Yet, Wiley had another passion. In the 1880s, food was often of poor or harmful quality. Few, if any controls were in place to protect the consumer: Wiley was going to change all that. To do so, he had to combat fierce lobbyists, an unwilling Congress, and an unknowing public. Eventually, though savvy PR campaigns and raw determination, Wiley wrote a Federal Act that President Theodore Roosevelt signed into law, giving birth to the FDA. He later established the Bureau of Foods, Sanitation, and Health for Good Housekeeping, with its Good Housekeeping magazine, founded in 1885; helped create greater government involvement meat inspection; and helped spur a bill that ultimately reduced the infant mortality rate.
In the end, sorghum syrup became what it had always been: a sugar for those who could not afford others, from the early enslaved people to the rural poor of the 19th century. Even in its resurgence during the depression, it was rural moonshiners who gave sorghum a boost. Many earned a good living from making the home-made whiskey and soon found that sugar helped speed up the fermentation process. What better sugar than their own, home-grown crop?
Besides, although sorghum never was the panacea to America’s ills it was – and is – part of the American fabric. The U.S is the largest producer of sorghum in the world, much of it animal feed and fuel such as ethanol. The sorghum sugar has risen to become a healthy American cottage industry, especially in the south.
On a grander scale, Anheuser-Busch of St. Louis announced in a 2006 press release that is now producing “Redbridge,” made with sorghum syrup.

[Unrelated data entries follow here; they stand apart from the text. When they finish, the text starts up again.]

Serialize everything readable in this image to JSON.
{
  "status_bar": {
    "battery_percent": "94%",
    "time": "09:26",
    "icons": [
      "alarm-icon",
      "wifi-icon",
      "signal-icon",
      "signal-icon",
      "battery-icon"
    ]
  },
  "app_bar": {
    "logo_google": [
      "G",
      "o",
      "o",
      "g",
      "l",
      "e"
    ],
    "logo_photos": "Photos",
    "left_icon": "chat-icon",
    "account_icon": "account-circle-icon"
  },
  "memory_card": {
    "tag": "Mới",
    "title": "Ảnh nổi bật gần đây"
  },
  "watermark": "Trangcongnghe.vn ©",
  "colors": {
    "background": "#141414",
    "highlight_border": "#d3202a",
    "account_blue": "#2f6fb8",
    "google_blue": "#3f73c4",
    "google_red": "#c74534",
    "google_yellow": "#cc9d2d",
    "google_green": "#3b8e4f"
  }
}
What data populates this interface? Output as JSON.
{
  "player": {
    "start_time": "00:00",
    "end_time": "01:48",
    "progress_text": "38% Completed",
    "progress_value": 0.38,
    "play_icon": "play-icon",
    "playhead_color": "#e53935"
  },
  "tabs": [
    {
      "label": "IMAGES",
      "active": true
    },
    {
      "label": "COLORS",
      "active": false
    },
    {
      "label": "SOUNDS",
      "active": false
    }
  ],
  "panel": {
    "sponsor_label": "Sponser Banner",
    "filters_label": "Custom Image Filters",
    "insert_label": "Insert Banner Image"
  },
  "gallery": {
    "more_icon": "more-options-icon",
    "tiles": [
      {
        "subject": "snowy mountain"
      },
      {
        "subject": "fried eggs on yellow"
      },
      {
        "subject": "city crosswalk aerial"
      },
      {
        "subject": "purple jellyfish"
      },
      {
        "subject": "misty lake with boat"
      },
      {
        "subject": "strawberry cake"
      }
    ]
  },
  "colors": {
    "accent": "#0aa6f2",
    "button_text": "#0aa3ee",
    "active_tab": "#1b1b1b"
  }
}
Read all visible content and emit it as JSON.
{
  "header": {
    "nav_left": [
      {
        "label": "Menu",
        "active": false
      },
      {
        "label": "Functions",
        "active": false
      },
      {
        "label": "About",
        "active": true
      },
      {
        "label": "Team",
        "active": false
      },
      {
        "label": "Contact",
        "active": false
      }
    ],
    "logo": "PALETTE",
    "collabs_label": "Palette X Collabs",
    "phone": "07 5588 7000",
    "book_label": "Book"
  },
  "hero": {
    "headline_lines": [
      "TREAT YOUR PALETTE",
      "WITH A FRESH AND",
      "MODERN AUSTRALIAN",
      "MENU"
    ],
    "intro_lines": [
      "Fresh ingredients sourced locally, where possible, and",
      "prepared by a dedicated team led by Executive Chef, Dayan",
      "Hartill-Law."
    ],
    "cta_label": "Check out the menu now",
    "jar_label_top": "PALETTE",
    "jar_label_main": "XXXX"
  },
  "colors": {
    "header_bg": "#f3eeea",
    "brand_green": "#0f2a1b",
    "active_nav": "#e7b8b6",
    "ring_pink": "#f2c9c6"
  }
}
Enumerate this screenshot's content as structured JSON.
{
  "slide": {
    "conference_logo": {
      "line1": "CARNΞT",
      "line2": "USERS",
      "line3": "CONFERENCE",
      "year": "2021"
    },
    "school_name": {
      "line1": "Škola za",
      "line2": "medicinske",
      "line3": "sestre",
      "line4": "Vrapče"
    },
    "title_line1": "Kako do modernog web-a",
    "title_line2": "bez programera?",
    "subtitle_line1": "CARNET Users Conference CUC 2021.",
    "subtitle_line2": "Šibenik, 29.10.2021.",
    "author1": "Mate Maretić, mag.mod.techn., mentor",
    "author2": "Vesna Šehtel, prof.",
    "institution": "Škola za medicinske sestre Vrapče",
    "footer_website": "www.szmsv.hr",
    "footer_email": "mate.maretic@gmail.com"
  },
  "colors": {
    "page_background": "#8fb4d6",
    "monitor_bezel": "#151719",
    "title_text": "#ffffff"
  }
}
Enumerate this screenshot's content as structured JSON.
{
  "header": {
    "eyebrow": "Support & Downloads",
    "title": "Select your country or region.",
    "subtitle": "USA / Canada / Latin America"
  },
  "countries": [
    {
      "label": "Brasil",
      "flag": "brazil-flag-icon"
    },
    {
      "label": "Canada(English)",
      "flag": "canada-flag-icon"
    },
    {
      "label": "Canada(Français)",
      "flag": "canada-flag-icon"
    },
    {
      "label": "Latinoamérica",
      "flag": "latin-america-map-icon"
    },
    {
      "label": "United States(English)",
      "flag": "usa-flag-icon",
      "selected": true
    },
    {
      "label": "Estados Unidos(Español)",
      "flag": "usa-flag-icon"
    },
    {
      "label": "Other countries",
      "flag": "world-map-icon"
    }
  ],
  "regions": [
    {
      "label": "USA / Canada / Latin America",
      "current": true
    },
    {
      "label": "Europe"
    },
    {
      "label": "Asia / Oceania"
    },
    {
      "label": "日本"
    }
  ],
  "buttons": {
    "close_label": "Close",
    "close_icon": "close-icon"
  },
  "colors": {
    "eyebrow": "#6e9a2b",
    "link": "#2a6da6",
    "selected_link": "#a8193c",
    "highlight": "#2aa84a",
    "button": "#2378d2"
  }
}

In doing so, their marketers have found a new healthy food niche for the historic sugar. Here’s what they say:
“Adults who experience wheat allergies or who choose a wheat-free or gluten-free diet, now have a beer that fits their lifestyle. Redbridge is the first nationally available sorghum beer. Beginning today, Redbridge will be sold in stores carrying organic products and restaurants.
“Sorghum, the primary ingredient in Redbridge, is a safe grain for those allergic to wheat or gluten. It is grown in the United States, Africa, Southern Europe, Central America and Southern Asia. Sorghum beers have been available internationally for years and are popular in many African countries.”
On an international level, the sorghum upholds its traditional value, growing in every continent in the world except Antarctica. According to the Consultative Group on International Agricultural Research, the sorghum “… is the world’s fifth major cereal in terms of production and acreage. It is a staple food crop for millions of the poorest and most food-insecure people in the semi-arid tropics of Africa, Asia and Central America. The crop is genetically suited to hot and dry agro-ecologies where it is difficult to grow other food grains. These areas are frequently drought-prone and characterized by fragile environments.”
Where sorghum sugar goes from here is anyone’s guess – plenty of farmers and investors would like to know, I’m sure. Most likely it will remain a home-grown product, readily available to those who need it, regardless of location or means, and all those who are fortunate enough to taste it.
A farmer’s sorghum field in Moshi, Tanzania (Photo: ICRISAT HOPE/Christine Wangari)”